Assignment
All of the entries below should be copied exactly as they appear.
== Provided information
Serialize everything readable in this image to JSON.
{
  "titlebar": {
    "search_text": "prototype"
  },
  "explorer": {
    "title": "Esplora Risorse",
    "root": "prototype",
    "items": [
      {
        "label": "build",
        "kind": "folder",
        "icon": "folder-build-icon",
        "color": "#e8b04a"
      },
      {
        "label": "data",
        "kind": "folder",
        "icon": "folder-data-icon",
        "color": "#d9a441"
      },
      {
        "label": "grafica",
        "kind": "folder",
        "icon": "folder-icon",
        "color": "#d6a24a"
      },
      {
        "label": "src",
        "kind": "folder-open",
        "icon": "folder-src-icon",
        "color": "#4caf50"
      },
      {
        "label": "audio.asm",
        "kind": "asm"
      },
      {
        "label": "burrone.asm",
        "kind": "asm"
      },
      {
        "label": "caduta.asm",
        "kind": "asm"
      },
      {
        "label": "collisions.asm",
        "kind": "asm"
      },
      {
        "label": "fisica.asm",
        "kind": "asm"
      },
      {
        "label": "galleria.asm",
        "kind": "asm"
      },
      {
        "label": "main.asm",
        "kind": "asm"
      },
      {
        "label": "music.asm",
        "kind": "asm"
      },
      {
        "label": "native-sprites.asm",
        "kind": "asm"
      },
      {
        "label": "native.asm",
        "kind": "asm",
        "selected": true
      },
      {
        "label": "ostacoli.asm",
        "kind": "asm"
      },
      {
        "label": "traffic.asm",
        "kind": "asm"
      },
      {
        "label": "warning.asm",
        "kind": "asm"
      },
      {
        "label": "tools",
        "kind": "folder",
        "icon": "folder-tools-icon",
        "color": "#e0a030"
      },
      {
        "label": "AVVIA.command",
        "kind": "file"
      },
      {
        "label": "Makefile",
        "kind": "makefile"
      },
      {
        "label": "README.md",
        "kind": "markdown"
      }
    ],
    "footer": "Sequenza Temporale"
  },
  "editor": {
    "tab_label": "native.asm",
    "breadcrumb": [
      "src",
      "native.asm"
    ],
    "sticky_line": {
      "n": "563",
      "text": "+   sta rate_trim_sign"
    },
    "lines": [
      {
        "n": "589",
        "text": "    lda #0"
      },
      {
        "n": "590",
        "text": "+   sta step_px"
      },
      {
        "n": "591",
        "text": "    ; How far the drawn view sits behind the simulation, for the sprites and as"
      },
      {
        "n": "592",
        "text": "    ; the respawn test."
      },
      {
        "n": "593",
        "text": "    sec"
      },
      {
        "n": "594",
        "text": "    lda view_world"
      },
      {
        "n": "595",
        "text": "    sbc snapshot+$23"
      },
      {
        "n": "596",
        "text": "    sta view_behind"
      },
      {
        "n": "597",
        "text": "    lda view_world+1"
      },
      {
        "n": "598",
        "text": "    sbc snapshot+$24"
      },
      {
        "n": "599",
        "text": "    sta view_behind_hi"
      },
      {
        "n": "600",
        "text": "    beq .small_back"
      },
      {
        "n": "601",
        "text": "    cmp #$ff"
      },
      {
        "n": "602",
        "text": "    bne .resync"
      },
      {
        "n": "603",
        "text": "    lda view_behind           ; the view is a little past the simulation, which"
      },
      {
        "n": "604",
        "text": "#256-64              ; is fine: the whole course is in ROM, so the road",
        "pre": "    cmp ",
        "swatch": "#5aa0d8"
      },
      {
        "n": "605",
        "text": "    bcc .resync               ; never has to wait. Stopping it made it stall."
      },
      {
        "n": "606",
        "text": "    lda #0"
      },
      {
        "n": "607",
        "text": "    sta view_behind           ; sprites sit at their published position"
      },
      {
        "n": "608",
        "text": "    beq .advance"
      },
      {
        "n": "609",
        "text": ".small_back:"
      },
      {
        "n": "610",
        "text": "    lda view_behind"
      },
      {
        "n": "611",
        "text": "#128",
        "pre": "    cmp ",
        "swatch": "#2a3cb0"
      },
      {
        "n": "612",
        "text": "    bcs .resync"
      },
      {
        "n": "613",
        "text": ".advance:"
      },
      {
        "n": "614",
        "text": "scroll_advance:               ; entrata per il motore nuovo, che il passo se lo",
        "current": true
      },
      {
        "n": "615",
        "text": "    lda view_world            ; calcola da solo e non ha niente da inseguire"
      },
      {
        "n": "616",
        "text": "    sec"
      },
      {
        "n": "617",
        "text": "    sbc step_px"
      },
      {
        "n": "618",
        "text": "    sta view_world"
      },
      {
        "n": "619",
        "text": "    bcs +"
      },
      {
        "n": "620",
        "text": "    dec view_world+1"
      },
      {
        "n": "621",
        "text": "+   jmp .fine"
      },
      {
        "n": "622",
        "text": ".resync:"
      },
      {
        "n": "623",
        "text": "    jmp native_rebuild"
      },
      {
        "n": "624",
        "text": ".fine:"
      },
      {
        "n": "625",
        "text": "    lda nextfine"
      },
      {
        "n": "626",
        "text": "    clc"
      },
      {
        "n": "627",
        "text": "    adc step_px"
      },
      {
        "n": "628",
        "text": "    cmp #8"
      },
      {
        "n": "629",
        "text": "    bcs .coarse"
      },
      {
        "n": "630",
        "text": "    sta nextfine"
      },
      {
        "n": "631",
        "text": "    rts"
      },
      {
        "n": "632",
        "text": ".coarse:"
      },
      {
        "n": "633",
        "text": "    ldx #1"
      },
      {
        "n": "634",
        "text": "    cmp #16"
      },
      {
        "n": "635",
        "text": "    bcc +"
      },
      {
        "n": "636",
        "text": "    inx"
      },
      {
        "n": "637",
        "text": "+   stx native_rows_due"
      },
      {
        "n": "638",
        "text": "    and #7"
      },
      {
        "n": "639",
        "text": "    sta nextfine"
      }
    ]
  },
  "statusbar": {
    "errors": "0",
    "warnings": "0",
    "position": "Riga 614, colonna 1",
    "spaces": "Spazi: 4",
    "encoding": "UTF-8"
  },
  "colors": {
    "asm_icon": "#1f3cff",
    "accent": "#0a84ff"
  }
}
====
Answer box
Serialize everything readable in this image to JSON.
{
  "titlebar": {
    "search_text": "prototype"
  },
  "explorer": {
    "title": "Esplora Risorse",
    "root": "prototype",
    "items": [
      {
        "label": "build",
        "kind": "folder",
        "icon": "folder-build-icon",
        "color": "#e8b04a"
      },
      {
        "label": "data",
        "kind": "folder",
        "icon": "folder-data-icon",
        "color": "#d9a441"
      },
      {
        "label": "grafica",
        "kind": "folder",
        "icon": "folder-icon",
        "color": "#d6a24a"
      },
      {
        "label": "src",
        "kind": "folder-open",
        "icon": "folder-src-icon",
        "color": "#4caf50"
      },
      {
        "label": "audio.asm",
        "kind": "asm"
      },
      {
        "label": "burrone.asm",
        "kind": "asm"
      },
      {
        "label": "caduta.asm",
        "kind": "asm"
      },
      {
        "label": "collisions.asm",
        "kind": "asm"
      },
      {
        "label": "fisica.asm",
        "kind": "asm"
      },
      {
        "label": "galleria.asm",
        "kind": "asm"
      },
      {
        "label": "main.asm",
        "kind": "asm"
      },
      {
        "label": "music.asm",
        "kind": "asm"
      },
      {
        "label": "native-sprites.asm",
        "kind": "asm"
      },
      {
        "label": "native.asm",
        "kind": "asm",
        "selected": true
      },
      {
        "label": "ostacoli.asm",
        "kind": "asm"
      },
      {
        "label": "traffic.asm",
        "kind": "asm"
      },
      {
        "label": "warning.asm",
        "kind": "asm"
      },
      {
        "label": "tools",
        "kind": "folder",
        "icon": "folder-tools-icon",
        "color": "#e0a030"
      },
      {
        "label": "AVVIA.command",
        "kind": "file"
      },
      {
        "label": "Makefile",
        "kind": "makefile"
      },
      {
        "label": "README.md",
        "kind": "markdown"
      }
    ],
    "footer": "Sequenza Temporale"
  },
  "editor": {
    "tab_label": "native.asm",
    "breadcrumb": [
      "src",
      "native.asm"
    ],
    "sticky_line": {
      "n": "563",
      "text": "+   sta rate_trim_sign"
    },
    "lines": [
      {
        "n": "589",
        "text": "    lda #0"
      },
      {
        "n": "590",
        "text": "+   sta step_px"
      },
      {
        "n": "591",
        "text": "    ; How far the drawn view sits behind the simulation, for the sprites and as"
      },
      {
        "n": "592",
        "text": "    ; the respawn test."
      },
      {
        "n": "593",
        "text": "    sec"
      },
      {
        "n": "594",
        "text": "    lda view_world"
      },
      {
        "n": "595",
        "text": "    sbc snapshot+$23"
      },
      {
        "n": "596",
        "text": "    sta view_behind"
      },
      {
        "n": "597",
        "text": "    lda view_world+1"
      },
      {
        "n": "598",
        "text": "    sbc snapshot+$24"
      },
      {
        "n": "599",
        "text": "    sta view_behind_hi"
      },
      {
        "n": "600",
        "text": "    beq .small_back"
      },
      {
        "n": "601",
        "text": "    cmp #$ff"
      },
      {
        "n": "602",
        "text": "    bne .resync"
      },
      {
        "n": "603",
        "text": "    lda view_behind           ; the view is a little past the simulation, which"
      },
      {
        "n": "604",
        "text": "#256-64              ; is fine: the whole course is in ROM, so the road",
        "pre": "    cmp ",
        "swatch": "#5aa0d8"
      },
      {
        "n": "605",
        "text": "    bcc .resync               ; never has to wait. Stopping it made it stall."
      },
      {
        "n": "606",
        "text": "    lda #0"
      },
      {
        "n": "607",
        "text": "    sta view_behind           ; sprites sit at their published position"
      },
      {
        "n": "608",
        "text": "    beq .advance"
      },
      {
        "n": "609",
        "text": ".small_back:"
      },
      {
        "n": "610",
        "text": "    lda view_behind"
      },
      {
        "n": "611",
        "text": "#128",
        "pre": "    cmp ",
        "swatch": "#2a3cb0"
      },
      {
        "n": "612",
        "text": "    bcs .resync"
      },
      {
        "n": "613",
        "text": ".advance:"
      },
      {
        "n": "614",
        "text": "scroll_advance:               ; entrata per il motore nuovo, che il passo se lo",
        "current": true
      },
      {
        "n": "615",
        "text": "    lda view_world            ; calcola da solo e non ha niente da inseguire"
      },
      {
        "n": "616",
        "text": "    sec"
      },
      {
        "n": "617",
        "text": "    sbc step_px"
      },
      {
        "n": "618",
        "text": "    sta view_world"
      },
      {
        "n": "619",
        "text": "    bcs +"
      },
      {
        "n": "620",
        "text": "    dec view_world+1"
      },
      {
        "n": "621",
        "text": "+   jmp .fine"
      },
      {
        "n": "622",
        "text": ".resync:"
      },
      {
        "n": "623",
        "text": "    jmp native_rebuild"
      },
      {
        "n": "624",
        "text": ".fine:"
      },
      {
        "n": "625",
        "text": "    lda nextfine"
      },
      {
        "n": "626",
        "text": "    clc"
      },
      {
        "n": "627",
        "text": "    adc step_px"
      },
      {
        "n": "628",
        "text": "    cmp #8"
      },
      {
        "n": "629",
        "text": "    bcs .coarse"
      },
      {
        "n": "630",
        "text": "    sta nextfine"
      },
      {
        "n": "631",
        "text": "    rts"
      },
      {
        "n": "632",
        "text": ".coarse:"
      },
      {
        "n": "633",
        "text": "    ldx #1"
      },
      {
        "n": "634",
        "text": "    cmp #16"
      },
      {
        "n": "635",
        "text": "    bcc +"
      },
      {
        "n": "636",
        "text": "    inx"
      },
      {
        "n": "637",
        "text": "+   stx native_rows_due"
      },
      {
        "n": "638",
        "text": "    and #7"
      },
      {
        "n": "639",
        "text": "    sta nextfine"
      }
    ]
  },
  "statusbar": {
    "errors": "0",
    "warnings": "0",
    "position": "Riga 614, colonna 1",
    "spaces": "Spazi: 4",
    "encoding": "UTF-8"
  },
  "colors": {
    "asm_icon": "#1f3cff",
    "accent": "#0a84ff"
  }
}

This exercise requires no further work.